  • Global social policy
  • The historical development of welfare politics, policies and practices
  • The conflicts over future development of welfare states and systems
  • The modes of governing welfare and public services
  • The contested social relations of welfare, nationally and transnationally
  • Poverty, families and welfare
  • Devolution, nationalism and social policy.

We have expertise in the area of globalisation, transnationalism and social policy. This is an interdisciplinary theme that focuses on how social relations, divisions and inequalities are constructed, manifested and contested through globalisation and transnationalisation processes.

Another core theme concerns the links between educational policy and society which deal with education, poverty, social class and/or identity, and the relationship between skills-based approaches aligning to models of corporate governance.

Expertise in this research area also includes urban policy, particularly as examined through the lens of poverty and problematised spaces, racial and other forms of exclusion. Research has also mobilised a critical engagement with the notion of community, whether this be the idea of sustainable communities, community mobilisation or parenting communities.
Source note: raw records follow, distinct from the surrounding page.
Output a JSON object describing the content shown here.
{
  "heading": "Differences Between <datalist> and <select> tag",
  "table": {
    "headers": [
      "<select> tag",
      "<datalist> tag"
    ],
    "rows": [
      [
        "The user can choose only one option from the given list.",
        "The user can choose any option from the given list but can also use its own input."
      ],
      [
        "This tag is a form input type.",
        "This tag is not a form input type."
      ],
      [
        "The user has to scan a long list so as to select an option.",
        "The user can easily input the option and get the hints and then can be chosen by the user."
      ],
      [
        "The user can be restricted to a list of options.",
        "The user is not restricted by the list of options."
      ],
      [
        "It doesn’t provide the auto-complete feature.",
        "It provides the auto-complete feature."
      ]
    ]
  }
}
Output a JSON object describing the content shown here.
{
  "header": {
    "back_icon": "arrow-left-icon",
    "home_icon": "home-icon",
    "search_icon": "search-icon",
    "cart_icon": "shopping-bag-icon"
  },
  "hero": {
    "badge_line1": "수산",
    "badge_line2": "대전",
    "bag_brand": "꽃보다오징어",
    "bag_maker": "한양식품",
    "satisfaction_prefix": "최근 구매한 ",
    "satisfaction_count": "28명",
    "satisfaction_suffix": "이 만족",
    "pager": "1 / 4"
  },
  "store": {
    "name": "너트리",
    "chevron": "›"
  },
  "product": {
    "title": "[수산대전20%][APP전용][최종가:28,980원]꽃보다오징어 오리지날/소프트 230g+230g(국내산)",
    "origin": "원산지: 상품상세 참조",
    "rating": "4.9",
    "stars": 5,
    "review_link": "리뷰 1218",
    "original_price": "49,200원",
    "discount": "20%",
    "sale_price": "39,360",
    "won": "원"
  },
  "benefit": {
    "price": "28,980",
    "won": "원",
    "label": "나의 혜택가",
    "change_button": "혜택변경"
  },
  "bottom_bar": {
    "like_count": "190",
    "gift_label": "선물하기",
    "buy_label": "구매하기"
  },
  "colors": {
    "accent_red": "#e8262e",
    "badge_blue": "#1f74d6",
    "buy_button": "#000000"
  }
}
Our department has an international reputation for methodological innovation, with particular strengths in qualitative mixed-methods research, visual methods, biographical and life-story research, discourse analysis, historical methods and ethnography.

Research students connected to this area are encouraged to participate in the supportive and collegial research culture in the department and the School of Social Sciences and Global Studies. Staff in this research area are members of the Harm and Evidence Research Collaborative (HERC) and Innovation, Knowledge and Development (IKD). Both of these research initiatives warmly welcome Postgraduate Student participation.

Qualifications available

PhD or MPhil


For detailed information on current fees visit Research degree fees.

Entry requirements

An applicant seeking admission to the degree of MPhil or MPhil with the possibility of transfer to PhD should normally hold the minimum of an upper second class honours degree, or a Master’s degree in an appropriate cognate area from a UK University or other recognised degree-awarding body. Other entry routes are possible.

Potential research projects

We are open to receiving proposals on a wide range of research projects on this broad topic. See further guidance on choosing a research project. Information there will help you identify and articulate your research project, and tells you who to contact to discuss it with before writing your proposal and submitting an application.

Potential supervisors


Run down housing

Further information

If you have an enquiry specific to this research topic, please contact:

Professor Nicola Yeates
Email: FASS-SocialPolicyCriminology-Enquiries
Phone: +44 (0)1908 654534